Although the two groups face similar challenges in keeping their businesses afloat, they rarely compare notes. Two recent graduates in the Friedman School’s Agriculture, Food and Environment Program, Amanda Beal, N11, and Ellen Tyler, N11, are trying to change that. With a grant from the Eat Local Foods Coalition of Maine, they organized a series of forums around the state where farmers and fishermen could get together to talk and swap strategies.
“We’re looking for really creative solutions to help both groups,” Tyler says of the project, called By Land and By Sea. “So the more diverse perspectives we can pull in, the more innovative strategies will emerge.”
Farmers and fishermen who share transportation, for example, could potentially cut their costs and reduce emissions. “We’ve got a lot of empty trucks heading up the coast to pick up fish and a lot of empty trucks heading in the other direction to pick up produce,” Beal points out. “It’s kind of inefficient.”
The two groups could also team up in educating their communities. Consumers are starting to cook more often with seasonably available produce, and teaching them about the seasonality of fish could be the next step. “There is a really dedicated core of people who want to buy locally and are willing to go out of their way to do it,” Beal says.
The students have already seen some surf-turf crossovers. A few fisheries have copied the Community Supported Agriculture model. Just as CSA members purchase shares of a harvest at a local farm, local fishery customers buy a share of the week’s catch. Some farmers’ markets have also started offering fresh fish from local fishermen, though not all allow it.
Although they may have a reputation for Yankee reticence, the farmers and fishermen had a lot to share at the forums. “There were definitely some community connections that we watched happen in those rooms,” Tyler says.
At one meeting, a farmer asked a fisherman whether lobster shells, which are a natural source of lime, could be composted locally for fertilizer. Many Maine lobsters get shipped to Canada for processing, taking their shells with them. Setting up more facilities for processing fish locally would keep those useful byproducts from needlessly traveling hundreds of miles.
In fact, the lack of processing facilities in Maine is a disadvantage to both fishermen and livestock farmers. “We’ve lost a lot of processing infrastructure from both industries, and we really need to look at how to rebuild that,” Beal says. “We have meat that goes to Maryland to be processed that comes back and is sold as locally raised meat. We have milk that goes to New York to be bottled. We’re seeing food travel a long way.”

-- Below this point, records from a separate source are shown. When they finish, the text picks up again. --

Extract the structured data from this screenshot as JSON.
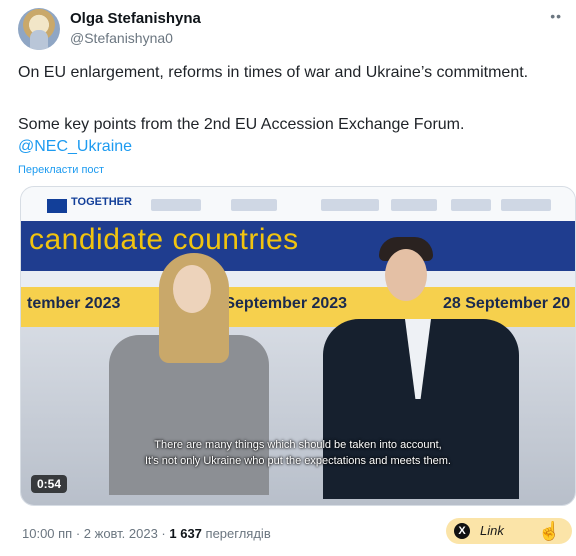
{
  "author": {
    "name": "Olga Stefanishyna",
    "handle": "@Stefanishyna0",
    "more": "••"
  },
  "tweet": {
    "line1": "On EU enlargement, reforms in times of war and Ukraine’s commitment.",
    "line2": "Some key points from the 2nd EU Accession Exchange Forum.",
    "mention": "@NEC_Ukraine",
    "translate": "Перекласти пост"
  },
  "video": {
    "banner_title": "candidate countries",
    "dates": [
      "tember 2023",
      "8 September 2023",
      "28 September 20"
    ],
    "logo_text": "TOGETHER",
    "subtitle_1": "There are many things which should be taken into account,",
    "subtitle_2": "It's not only Ukraine who put the expectations and meets them.",
    "duration": "0:54"
  },
  "meta": {
    "time": "10:00 пп · 2 жовт. 2023 · ",
    "views_count": "1 637",
    "views_label": " переглядів"
  },
  "link_chip": {
    "label": "Link",
    "x_icon": "X"
  },
  "colors": {
    "accent": "#1d9bf0",
    "banner": "#1f3d8f",
    "banner_text": "#f1c40f",
    "date_band": "#f6d04d",
    "chip": "#fbe4a8"
  }
}
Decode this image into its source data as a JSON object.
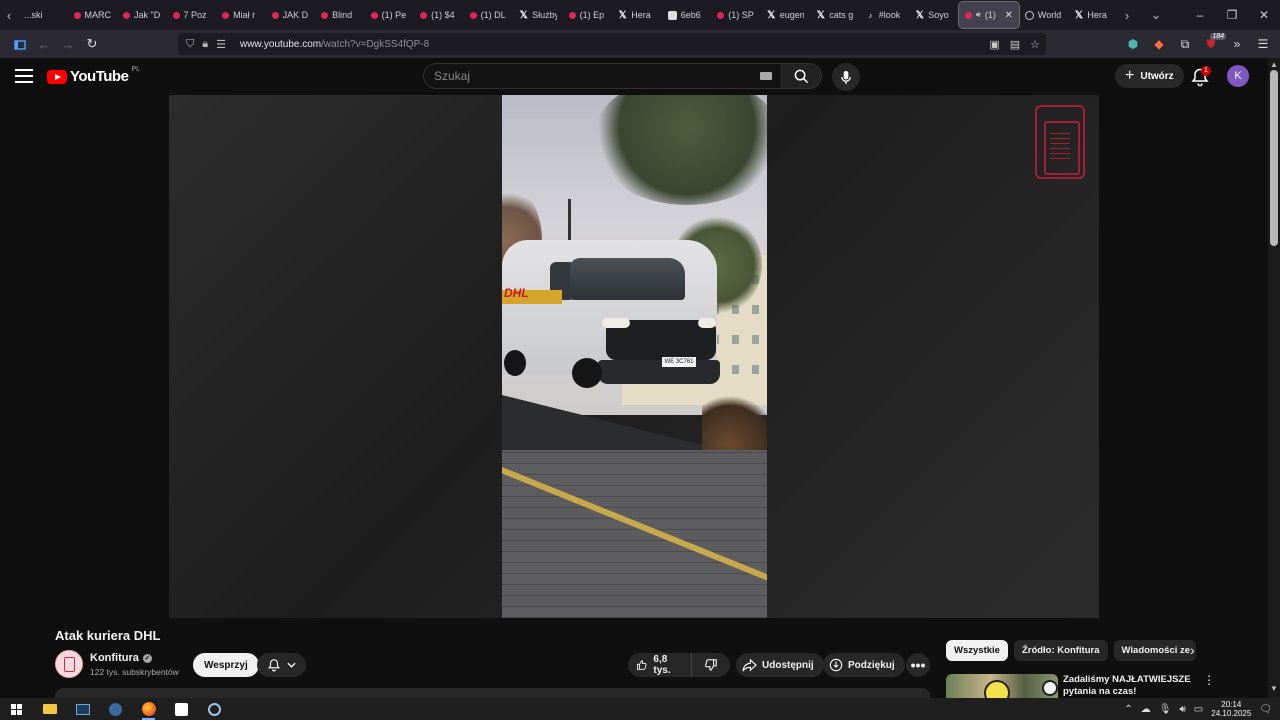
{
  "browser": {
    "tabs": [
      {
        "label": "...ski",
        "icon": "none"
      },
      {
        "label": "MARC",
        "icon": "yt"
      },
      {
        "label": "Jak \"D",
        "icon": "yt"
      },
      {
        "label": "7 Poz",
        "icon": "yt"
      },
      {
        "label": "Miał r",
        "icon": "yt"
      },
      {
        "label": "JAK D",
        "icon": "yt"
      },
      {
        "label": "Blind",
        "icon": "yt"
      },
      {
        "label": "(1) Pe",
        "icon": "yt"
      },
      {
        "label": "(1) $4",
        "icon": "yt"
      },
      {
        "label": "(1) DL",
        "icon": "yt"
      },
      {
        "label": "Służby",
        "icon": "x"
      },
      {
        "label": "(1) Ep",
        "icon": "yt"
      },
      {
        "label": "Hera",
        "icon": "x"
      },
      {
        "label": "6eb6",
        "icon": "doc"
      },
      {
        "label": "(1) SP",
        "icon": "yt"
      },
      {
        "label": "eugen",
        "icon": "x"
      },
      {
        "label": "cats g",
        "icon": "x"
      },
      {
        "label": "#look",
        "icon": "tt"
      },
      {
        "label": "Soyo",
        "icon": "x"
      },
      {
        "label": "(1)",
        "icon": "yt",
        "active": true
      },
      {
        "label": "World",
        "icon": "globe"
      },
      {
        "label": "Hera",
        "icon": "x"
      }
    ],
    "url_host": "www.youtube.com",
    "url_path": "/watch?v=DgkSS4fQP-8",
    "extensions_badge": "184"
  },
  "youtube": {
    "logo_text": "YouTube",
    "country_code": "PL",
    "search_placeholder": "Szukaj",
    "create_label": "Utwórz",
    "notification_count": "1",
    "avatar_letter": "K"
  },
  "video": {
    "title": "Atak kuriera DHL",
    "van_plate": "WE 3C761",
    "van_brand": "DHL"
  },
  "channel": {
    "name": "Konfitura",
    "subscribers": "122 tys. subskrybentów",
    "support_label": "Wesprzyj"
  },
  "actions": {
    "likes": "6,8 tys.",
    "share_label": "Udostępnij",
    "thanks_label": "Podziękuj"
  },
  "chips": [
    "Wszystkie",
    "Źródło: Konfitura",
    "Wiadomości ze"
  ],
  "recommendation": {
    "title": "Zadaliśmy NAJŁATWIEJSZE pytania na czas!"
  },
  "taskbar": {
    "time": "20:14",
    "date": "24.10.2025"
  },
  "colors": {
    "yt_red": "#ff0000",
    "bg": "#0f0f0f",
    "watermark": "#b0203a",
    "avatar": "#7e57c2"
  }
}
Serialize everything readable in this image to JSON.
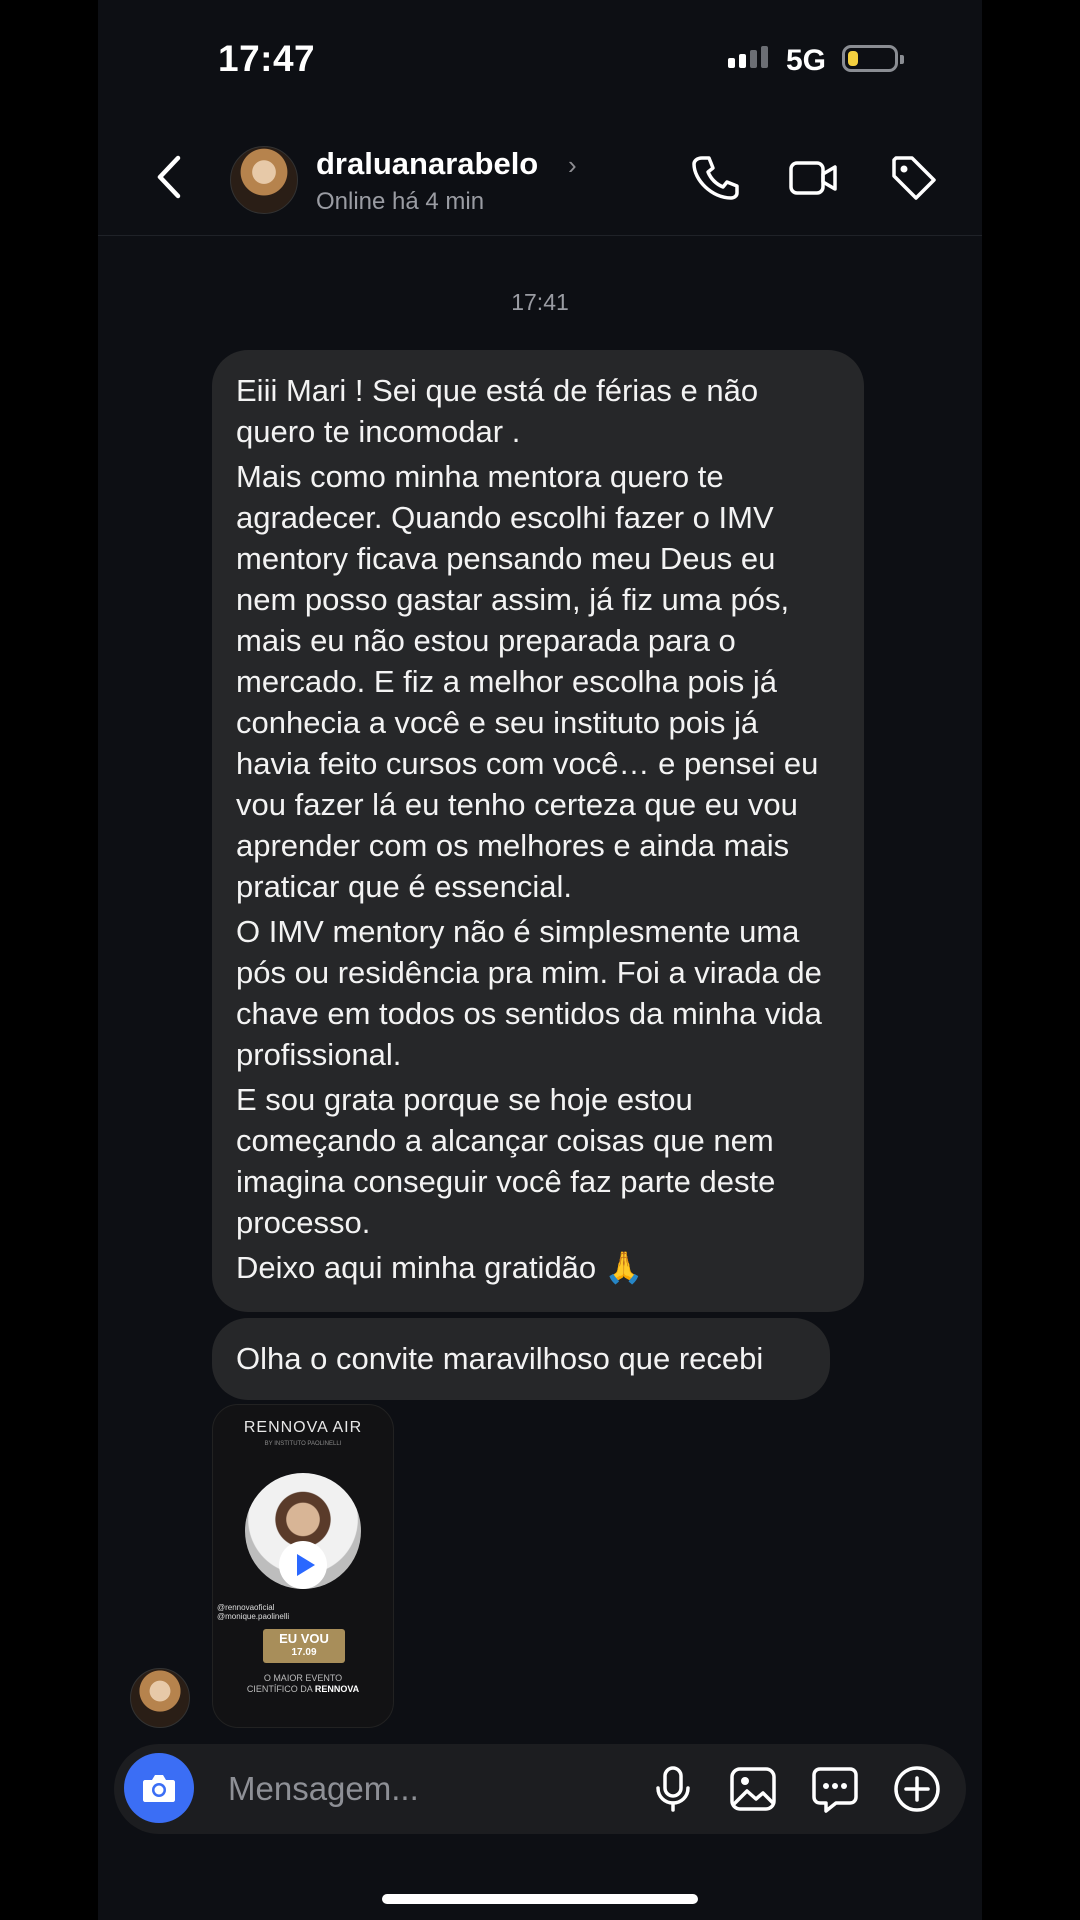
{
  "status_bar": {
    "time": "17:47",
    "network": "5G"
  },
  "header": {
    "username": "draluanarabelo",
    "status": "Online há 4 min"
  },
  "conversation": {
    "timestamp": "17:41",
    "message1_paragraphs": [
      "Eiii Mari ! Sei que está de férias e não quero te incomodar .",
      "Mais como minha mentora quero te agradecer.  Quando escolhi fazer o IMV mentory ficava pensando meu Deus eu nem posso gastar assim, já fiz uma pós, mais eu não estou preparada para o mercado. E  fiz a melhor escolha pois já conhecia a você e seu instituto pois já havia feito cursos com você… e pensei eu vou fazer lá eu tenho certeza que eu vou aprender com os melhores e ainda mais praticar que é essencial.",
      "O IMV mentory não é simplesmente uma pós ou residência pra mim. Foi a virada de chave em todos os sentidos da minha vida profissional.",
      "E sou grata porque se hoje estou começando a alcançar coisas que nem imagina conseguir você faz parte deste processo.",
      "Deixo aqui minha gratidão 🙏"
    ],
    "message2": "Olha o convite maravilhoso que recebi",
    "media": {
      "logo": "RENNOVA AIR",
      "logo_sub": "BY INSTITUTO PAOLINELLI",
      "tags": [
        "@rennovaoficial",
        "@monique.paolinelli"
      ],
      "ticket_line1": "EU VOU",
      "ticket_line2": "17.09",
      "footer_line1": "O MAIOR EVENTO",
      "footer_line2_prefix": "CIENTÍFICO DA",
      "footer_line2_brand": "RENNOVA"
    }
  },
  "composer": {
    "placeholder": "Mensagem..."
  },
  "colors": {
    "camera_button": "#3b6ef5",
    "bubble": "#262729",
    "background": "#0d0f14"
  },
  "icons": [
    "back-icon",
    "chevron-right-icon",
    "phone-icon",
    "video-icon",
    "tag-icon",
    "camera-icon",
    "microphone-icon",
    "gallery-icon",
    "sticker-icon",
    "add-icon",
    "play-icon"
  ]
}
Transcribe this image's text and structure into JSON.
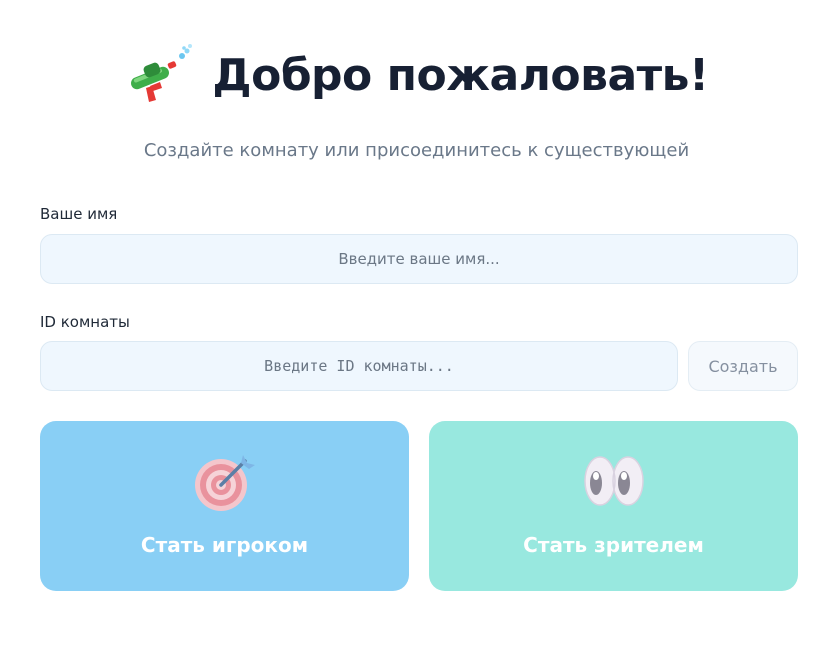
{
  "header": {
    "icon": "water-gun-icon",
    "title": "Добро пожаловать!",
    "subtitle": "Создайте комнату или присоединитесь к существующей"
  },
  "form": {
    "name_label": "Ваше имя",
    "name_placeholder": "Введите ваше имя...",
    "room_label": "ID комнаты",
    "room_placeholder": "Введите ID комнаты...",
    "create_label": "Создать"
  },
  "roles": {
    "player": {
      "icon": "target-icon",
      "label": "Стать игроком",
      "color": "#89cff5"
    },
    "viewer": {
      "icon": "eyes-icon",
      "label": "Стать зрителем",
      "color": "#98e8df"
    }
  }
}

Just as important as getting the farmers and fishermen together was connecting the various groups that support them. As veterans of food policy circles and natives of Maine, Tyler and Beal could see there were many organizations “that were working with farmers or fisheries but weren’t really working with each other,” says Beal. “We thought it could be beneficial to bring those entities together to think about how to best utilize their resources.”
The students have gotten some recognition for their efforts. They were named winners of the 2010 Dow Sustainability Innovation Student Challenge, which recognized the ultimate goal of the project: building a more resilient food system.
They were also delegates to Terra Madre, the annual international food conference in Italy, where Beal was asked to moderate a session and an online forum on the potential connection between farmers and fishermen worldwide.
Eventually, the two would like to see more farmer/fisherman discussions about natural resources, climate change and the ways what we do on land may affect fish stocks in the Gulf of Maine. “There is a link there that we probably don’t fully understand,” Beal says.
“If and when those issues come up,” Tyler adds, “we’ll have a community of food producers who are used to working together and who know each other”—and who can keep the conversation going.
This story first appeared in the Winter 2010 Tufts Nutrition magazine.
Julie Flaherty can be reached at firstname.lastname@example.org.